Poker is a card game of skill, strategy, and chance. It is played by individuals and in groups, both face to face and over the Internet. It is a very popular game and has become an integral part of American culture, with its own jargon, rules, and tournaments.
Many people play poker for fun, recreation, and the challenge of beating tough opponents. Others do it as a career, earning significant winnings from the game. To succeed, you must understand the underlying principles of poker, such as reading other players, managing your bankroll, and studying bet sizes and position. You also need to improve your physical game, including working on your stamina so that you can remain focused and alert for long periods of time.
The first step to becoming a better poker player is to practice. You should play a variety of games and levels, and you should always aim to improve your win rate. If you are unsure where to start, you can look for training videos on YouTube or at a reputable online training site. A good site will have a large database of videos to help you get started.
It is important to mix up your style of play, as this will keep your opponents on their toes. You should also try to be unpredictable with your bets so that your opponent can’t predict when you will raise or fold. This will make your opponents think you have a strong hand, and it will be much more difficult for them to call your bluffs.
After the betting round is complete, the dealer will put three cards on the board that everyone can use.

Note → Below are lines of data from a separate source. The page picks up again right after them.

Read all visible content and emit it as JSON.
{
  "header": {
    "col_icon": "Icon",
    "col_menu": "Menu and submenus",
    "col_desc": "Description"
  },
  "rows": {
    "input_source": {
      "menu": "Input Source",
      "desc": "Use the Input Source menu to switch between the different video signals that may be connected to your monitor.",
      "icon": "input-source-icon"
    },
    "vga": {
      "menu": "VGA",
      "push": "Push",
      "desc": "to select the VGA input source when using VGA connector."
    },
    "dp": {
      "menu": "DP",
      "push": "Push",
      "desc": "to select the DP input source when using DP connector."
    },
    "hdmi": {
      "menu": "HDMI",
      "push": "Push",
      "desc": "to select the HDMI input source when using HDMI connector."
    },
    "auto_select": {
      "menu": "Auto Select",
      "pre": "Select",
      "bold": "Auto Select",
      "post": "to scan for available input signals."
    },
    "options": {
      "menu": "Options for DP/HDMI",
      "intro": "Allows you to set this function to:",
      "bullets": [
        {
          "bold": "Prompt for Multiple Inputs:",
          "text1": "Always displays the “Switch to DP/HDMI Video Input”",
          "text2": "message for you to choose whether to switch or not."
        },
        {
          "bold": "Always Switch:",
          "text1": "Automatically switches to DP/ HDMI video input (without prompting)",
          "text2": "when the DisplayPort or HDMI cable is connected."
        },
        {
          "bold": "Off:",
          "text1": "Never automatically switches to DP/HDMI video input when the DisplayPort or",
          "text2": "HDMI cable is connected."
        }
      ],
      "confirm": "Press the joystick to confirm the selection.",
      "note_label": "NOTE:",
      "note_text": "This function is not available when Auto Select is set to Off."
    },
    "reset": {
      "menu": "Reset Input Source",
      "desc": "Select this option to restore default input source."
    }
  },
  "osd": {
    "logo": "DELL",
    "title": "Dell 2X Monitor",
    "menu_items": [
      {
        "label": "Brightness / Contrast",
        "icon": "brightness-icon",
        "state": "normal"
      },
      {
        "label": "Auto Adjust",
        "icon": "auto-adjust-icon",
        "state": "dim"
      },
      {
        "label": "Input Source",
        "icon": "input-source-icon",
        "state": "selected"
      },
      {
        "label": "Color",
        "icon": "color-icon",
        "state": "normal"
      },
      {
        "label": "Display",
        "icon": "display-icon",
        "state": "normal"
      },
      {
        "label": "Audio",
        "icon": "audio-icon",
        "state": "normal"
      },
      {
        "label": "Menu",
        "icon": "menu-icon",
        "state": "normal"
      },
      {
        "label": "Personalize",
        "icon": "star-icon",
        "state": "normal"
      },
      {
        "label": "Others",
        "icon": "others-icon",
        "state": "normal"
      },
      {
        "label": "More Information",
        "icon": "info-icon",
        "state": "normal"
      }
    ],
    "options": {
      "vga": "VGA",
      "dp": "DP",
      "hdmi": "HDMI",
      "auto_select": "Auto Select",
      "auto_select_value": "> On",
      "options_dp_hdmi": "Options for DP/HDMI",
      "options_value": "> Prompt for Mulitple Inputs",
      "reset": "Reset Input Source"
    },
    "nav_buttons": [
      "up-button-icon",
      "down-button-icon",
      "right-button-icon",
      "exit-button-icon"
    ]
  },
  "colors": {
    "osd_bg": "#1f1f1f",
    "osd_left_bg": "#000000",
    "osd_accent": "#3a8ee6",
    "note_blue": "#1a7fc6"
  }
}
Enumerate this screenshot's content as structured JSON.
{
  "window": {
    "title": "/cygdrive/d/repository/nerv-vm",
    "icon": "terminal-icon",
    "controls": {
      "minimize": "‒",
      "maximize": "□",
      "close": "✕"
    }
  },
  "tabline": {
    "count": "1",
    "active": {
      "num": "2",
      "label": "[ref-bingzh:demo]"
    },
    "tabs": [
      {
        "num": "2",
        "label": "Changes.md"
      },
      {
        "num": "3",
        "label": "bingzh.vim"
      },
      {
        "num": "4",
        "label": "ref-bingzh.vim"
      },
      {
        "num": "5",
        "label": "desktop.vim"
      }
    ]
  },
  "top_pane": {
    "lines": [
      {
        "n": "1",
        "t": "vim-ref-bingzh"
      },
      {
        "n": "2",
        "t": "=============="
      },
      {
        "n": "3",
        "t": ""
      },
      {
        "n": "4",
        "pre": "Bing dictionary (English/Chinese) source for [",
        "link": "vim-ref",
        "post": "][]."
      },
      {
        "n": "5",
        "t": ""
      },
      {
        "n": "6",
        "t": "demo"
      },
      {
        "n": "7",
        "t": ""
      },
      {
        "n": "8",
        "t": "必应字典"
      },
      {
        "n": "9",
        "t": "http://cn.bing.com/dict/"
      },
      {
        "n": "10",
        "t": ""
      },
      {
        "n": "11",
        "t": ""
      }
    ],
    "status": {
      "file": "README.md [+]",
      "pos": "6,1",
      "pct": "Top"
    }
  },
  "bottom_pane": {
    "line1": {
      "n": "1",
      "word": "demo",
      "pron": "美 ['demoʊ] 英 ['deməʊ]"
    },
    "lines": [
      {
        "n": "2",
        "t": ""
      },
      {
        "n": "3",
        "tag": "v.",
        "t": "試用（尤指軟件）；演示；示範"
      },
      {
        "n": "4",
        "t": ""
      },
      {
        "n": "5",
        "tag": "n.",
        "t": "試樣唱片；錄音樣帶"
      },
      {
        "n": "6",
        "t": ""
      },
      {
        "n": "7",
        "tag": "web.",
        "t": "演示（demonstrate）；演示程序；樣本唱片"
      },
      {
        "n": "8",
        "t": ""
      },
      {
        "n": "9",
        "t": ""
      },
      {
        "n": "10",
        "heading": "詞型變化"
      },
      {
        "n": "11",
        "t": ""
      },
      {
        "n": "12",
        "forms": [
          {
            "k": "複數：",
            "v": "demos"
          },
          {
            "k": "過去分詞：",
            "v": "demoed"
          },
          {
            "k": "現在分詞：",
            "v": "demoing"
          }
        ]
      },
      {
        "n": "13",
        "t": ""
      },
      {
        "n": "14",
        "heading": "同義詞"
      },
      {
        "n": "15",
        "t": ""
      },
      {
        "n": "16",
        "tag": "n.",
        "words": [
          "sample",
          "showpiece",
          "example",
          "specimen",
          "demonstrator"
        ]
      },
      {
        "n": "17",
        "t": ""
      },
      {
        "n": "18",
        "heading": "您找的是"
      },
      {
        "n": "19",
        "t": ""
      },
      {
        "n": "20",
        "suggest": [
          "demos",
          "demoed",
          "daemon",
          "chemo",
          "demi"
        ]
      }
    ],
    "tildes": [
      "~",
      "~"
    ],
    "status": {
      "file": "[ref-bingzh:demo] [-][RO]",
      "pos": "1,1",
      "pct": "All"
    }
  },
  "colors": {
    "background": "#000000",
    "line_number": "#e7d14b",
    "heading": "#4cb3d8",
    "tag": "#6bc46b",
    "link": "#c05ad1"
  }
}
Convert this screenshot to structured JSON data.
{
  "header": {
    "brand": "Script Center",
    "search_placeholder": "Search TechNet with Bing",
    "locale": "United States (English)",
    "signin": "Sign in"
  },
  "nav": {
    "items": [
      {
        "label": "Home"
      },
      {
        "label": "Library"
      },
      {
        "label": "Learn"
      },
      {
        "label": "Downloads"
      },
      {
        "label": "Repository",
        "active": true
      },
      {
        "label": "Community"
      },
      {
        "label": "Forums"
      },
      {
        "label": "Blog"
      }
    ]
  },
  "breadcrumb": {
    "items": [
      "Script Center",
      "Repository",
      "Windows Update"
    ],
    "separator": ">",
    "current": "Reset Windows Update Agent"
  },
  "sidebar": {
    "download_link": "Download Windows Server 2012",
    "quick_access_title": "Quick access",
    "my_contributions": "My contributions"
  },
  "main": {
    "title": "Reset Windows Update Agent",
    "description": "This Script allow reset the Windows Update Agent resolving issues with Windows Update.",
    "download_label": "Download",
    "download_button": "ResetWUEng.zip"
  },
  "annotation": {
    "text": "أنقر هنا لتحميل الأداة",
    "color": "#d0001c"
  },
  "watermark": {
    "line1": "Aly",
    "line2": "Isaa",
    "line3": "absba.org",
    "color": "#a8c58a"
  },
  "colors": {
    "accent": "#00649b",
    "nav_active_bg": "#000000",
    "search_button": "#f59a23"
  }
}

This is known as the flop. Then another betting round takes place, and players can raise or fold their hands. The player with the best five-card hand wins the pot.
A good poker player will be able to calculate pot odds and percentages quickly, and they will have the patience to wait for optimal hands and proper positioning. They will also be able to read other players and understand their tendencies. In addition, a good poker player will know when to quit a game and try again another day.
One of the most difficult skills to master in poker is patience. You must be patient and wait for the right moments to raise or fold, and you should never let your emotions interfere with your decision making. You must also learn to read your opponent’s body language and emotions, as well as understand their betting patterns.
If you can learn to recognize the tells of other players, you will be able to make smarter calls and increase your chances of winning. It is also a good idea to study previous hands and compare your own strategies with those of other players. You can do this by reviewing your own hand history or using a poker software program. It is important to review both the hands that went badly and those that were successful, as this will help you identify your weaknesses.